- Source data -
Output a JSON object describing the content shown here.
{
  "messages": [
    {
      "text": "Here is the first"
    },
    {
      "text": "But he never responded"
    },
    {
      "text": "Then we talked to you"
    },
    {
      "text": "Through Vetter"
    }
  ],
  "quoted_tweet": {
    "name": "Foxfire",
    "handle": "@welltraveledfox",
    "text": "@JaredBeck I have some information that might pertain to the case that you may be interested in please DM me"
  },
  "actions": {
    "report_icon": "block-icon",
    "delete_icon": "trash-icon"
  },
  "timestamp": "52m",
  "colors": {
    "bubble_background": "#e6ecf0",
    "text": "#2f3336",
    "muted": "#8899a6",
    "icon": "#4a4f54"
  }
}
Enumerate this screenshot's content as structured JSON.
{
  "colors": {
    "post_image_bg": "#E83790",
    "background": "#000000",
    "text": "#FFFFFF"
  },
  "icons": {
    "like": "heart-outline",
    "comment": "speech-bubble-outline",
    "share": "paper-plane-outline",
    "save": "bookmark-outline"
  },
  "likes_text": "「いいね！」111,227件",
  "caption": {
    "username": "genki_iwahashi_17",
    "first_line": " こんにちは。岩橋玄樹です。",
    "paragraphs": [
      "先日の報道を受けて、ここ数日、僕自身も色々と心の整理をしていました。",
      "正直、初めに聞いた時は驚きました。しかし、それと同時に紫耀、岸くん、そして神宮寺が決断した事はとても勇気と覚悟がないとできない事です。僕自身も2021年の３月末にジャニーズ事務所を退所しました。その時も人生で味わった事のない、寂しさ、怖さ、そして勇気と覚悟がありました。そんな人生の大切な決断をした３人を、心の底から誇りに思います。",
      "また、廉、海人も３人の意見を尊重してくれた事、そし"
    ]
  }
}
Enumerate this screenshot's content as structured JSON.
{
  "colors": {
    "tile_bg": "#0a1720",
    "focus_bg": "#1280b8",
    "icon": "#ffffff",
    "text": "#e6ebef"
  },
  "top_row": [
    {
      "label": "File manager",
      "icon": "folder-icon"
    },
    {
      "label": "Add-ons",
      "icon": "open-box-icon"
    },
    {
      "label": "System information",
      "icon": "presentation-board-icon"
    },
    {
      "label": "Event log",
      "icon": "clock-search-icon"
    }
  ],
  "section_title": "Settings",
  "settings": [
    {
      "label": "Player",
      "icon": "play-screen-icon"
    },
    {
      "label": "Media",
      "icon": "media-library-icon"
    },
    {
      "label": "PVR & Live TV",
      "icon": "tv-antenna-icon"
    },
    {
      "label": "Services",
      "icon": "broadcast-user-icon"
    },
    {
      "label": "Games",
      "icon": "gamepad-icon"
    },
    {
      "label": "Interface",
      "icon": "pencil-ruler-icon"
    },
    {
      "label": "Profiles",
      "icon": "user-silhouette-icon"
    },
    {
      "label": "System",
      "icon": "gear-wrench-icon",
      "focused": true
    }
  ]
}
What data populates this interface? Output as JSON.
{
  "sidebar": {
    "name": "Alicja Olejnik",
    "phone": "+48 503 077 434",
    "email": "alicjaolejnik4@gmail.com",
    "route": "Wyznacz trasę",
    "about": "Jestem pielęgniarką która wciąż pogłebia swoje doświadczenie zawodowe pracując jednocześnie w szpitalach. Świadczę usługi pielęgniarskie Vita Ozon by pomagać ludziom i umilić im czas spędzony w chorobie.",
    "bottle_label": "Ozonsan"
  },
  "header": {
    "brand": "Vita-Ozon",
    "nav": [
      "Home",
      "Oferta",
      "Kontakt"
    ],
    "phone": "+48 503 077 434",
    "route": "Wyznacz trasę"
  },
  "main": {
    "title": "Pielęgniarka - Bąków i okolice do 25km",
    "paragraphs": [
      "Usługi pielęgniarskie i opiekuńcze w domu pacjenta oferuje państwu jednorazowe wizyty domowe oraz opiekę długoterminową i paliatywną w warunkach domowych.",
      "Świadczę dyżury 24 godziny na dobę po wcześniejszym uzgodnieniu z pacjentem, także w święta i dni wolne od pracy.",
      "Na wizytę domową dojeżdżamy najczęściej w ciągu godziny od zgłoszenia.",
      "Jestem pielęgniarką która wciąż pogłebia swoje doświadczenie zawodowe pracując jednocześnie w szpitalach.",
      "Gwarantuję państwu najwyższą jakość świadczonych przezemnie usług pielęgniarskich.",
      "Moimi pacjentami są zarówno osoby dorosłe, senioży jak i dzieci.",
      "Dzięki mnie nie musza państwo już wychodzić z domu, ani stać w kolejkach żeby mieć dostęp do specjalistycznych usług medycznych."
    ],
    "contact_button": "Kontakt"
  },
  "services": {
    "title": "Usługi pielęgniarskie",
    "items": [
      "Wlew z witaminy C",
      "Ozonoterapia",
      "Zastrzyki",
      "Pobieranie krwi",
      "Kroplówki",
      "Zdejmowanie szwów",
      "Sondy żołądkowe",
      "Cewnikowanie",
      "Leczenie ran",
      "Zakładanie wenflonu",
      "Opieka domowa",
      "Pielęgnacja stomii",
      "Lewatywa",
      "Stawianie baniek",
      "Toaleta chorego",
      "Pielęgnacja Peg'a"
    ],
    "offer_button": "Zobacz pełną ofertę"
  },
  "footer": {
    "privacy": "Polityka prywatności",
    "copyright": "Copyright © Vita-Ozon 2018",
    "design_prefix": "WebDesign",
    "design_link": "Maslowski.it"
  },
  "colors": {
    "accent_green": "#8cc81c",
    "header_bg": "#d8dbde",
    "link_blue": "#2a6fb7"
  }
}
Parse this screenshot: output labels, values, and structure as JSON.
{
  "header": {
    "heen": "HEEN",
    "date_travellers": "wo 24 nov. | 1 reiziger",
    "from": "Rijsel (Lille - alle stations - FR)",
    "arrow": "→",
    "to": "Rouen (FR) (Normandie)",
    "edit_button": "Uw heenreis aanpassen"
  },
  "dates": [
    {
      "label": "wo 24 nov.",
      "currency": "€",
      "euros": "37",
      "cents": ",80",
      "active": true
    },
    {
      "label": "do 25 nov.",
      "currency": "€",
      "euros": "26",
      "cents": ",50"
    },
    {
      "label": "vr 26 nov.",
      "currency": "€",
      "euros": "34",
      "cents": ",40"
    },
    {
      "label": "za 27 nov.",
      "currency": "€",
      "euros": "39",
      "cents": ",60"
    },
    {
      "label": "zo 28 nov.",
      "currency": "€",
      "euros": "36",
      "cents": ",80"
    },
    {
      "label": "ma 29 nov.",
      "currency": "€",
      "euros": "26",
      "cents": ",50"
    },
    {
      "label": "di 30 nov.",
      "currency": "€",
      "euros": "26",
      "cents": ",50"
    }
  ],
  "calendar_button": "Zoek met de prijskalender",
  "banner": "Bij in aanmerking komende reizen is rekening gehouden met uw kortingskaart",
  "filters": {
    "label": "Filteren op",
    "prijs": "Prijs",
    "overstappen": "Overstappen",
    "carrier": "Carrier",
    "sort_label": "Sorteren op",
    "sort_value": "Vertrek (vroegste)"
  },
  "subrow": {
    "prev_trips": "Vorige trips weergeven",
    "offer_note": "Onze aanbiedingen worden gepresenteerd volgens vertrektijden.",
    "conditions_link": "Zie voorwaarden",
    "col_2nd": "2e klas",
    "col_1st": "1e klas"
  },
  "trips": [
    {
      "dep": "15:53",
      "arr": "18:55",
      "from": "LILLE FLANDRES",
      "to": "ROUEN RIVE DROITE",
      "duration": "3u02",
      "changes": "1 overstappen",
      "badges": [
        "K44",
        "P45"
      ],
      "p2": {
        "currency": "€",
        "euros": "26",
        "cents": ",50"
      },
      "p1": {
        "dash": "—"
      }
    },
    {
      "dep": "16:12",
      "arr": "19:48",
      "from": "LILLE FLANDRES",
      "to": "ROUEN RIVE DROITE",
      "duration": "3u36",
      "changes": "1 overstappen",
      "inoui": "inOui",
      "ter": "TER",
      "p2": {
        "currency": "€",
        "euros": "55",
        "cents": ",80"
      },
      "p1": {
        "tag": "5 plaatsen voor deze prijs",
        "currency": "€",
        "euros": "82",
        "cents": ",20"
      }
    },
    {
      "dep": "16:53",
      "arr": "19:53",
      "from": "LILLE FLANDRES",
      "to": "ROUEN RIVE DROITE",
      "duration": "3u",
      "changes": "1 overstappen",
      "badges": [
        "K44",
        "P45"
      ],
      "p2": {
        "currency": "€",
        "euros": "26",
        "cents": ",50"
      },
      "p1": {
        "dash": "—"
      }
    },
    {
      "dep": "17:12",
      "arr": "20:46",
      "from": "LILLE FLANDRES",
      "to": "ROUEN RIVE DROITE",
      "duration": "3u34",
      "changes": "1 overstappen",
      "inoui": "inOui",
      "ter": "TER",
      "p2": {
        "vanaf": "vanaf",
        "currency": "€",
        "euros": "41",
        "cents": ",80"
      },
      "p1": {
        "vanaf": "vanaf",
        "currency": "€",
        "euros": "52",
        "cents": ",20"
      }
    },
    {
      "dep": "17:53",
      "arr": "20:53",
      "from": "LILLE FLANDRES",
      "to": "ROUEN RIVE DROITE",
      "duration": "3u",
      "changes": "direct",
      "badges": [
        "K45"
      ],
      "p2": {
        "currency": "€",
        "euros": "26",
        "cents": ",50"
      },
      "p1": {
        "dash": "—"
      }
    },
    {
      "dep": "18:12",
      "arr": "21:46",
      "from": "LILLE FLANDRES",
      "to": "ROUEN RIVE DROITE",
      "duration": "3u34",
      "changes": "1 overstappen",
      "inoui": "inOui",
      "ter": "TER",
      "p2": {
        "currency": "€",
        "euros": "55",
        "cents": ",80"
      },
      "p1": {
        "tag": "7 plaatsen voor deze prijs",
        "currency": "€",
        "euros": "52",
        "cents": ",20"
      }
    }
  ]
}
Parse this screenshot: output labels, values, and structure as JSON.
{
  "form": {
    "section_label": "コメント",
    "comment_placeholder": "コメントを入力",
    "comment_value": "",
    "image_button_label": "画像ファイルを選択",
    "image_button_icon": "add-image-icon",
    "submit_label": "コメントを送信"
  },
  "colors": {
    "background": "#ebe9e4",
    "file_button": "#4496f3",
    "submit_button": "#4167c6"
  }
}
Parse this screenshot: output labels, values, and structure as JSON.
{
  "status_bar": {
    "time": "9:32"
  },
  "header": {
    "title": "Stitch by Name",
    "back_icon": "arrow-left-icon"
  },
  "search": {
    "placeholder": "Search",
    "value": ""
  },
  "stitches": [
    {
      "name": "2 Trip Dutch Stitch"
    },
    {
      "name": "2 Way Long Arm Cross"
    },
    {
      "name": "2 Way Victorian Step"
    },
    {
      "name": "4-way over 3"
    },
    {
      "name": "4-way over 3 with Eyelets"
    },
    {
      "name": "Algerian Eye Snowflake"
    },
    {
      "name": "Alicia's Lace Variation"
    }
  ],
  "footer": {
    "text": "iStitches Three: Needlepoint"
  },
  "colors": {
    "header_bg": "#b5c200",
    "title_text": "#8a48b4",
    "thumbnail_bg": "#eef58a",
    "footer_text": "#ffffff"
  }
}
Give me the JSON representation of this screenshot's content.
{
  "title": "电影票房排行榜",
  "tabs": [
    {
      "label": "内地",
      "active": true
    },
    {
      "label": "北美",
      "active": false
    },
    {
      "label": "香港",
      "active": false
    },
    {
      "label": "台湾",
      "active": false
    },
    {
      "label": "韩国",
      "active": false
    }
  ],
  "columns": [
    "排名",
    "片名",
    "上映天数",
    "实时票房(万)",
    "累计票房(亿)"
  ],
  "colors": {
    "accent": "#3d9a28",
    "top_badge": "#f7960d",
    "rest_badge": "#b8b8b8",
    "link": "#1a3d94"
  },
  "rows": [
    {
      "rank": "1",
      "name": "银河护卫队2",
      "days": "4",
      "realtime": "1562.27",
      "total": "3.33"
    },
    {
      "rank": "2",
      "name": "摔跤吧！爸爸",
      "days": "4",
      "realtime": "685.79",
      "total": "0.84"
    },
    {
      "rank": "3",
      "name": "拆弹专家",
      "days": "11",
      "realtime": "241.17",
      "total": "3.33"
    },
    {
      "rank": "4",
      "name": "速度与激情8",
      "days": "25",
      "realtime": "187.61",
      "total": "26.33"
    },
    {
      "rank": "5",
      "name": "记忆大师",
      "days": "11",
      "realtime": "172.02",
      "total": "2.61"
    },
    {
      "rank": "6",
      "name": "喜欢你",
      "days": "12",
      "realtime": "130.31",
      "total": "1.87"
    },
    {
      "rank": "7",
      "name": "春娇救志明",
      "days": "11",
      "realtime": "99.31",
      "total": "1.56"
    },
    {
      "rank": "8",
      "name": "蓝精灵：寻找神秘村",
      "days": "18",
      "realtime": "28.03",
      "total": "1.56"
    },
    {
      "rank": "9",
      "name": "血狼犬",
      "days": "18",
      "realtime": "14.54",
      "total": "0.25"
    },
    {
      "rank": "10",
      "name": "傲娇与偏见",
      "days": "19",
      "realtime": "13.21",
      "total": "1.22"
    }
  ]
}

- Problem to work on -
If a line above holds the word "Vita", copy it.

- Final answer -
    "about": "Jestem pielęgniarką która wciąż pogłebia swoje doświadczenie zawodowe pracując jednocześnie w szpitalach. Świadczę usługi pielęgniarskie Vita Ozon by pomagać ludziom i umilić im czas spędzony w chorobie.",
    "brand": "Vita-Ozon",
    "copyright": "Copyright © Vita-Ozon 2018",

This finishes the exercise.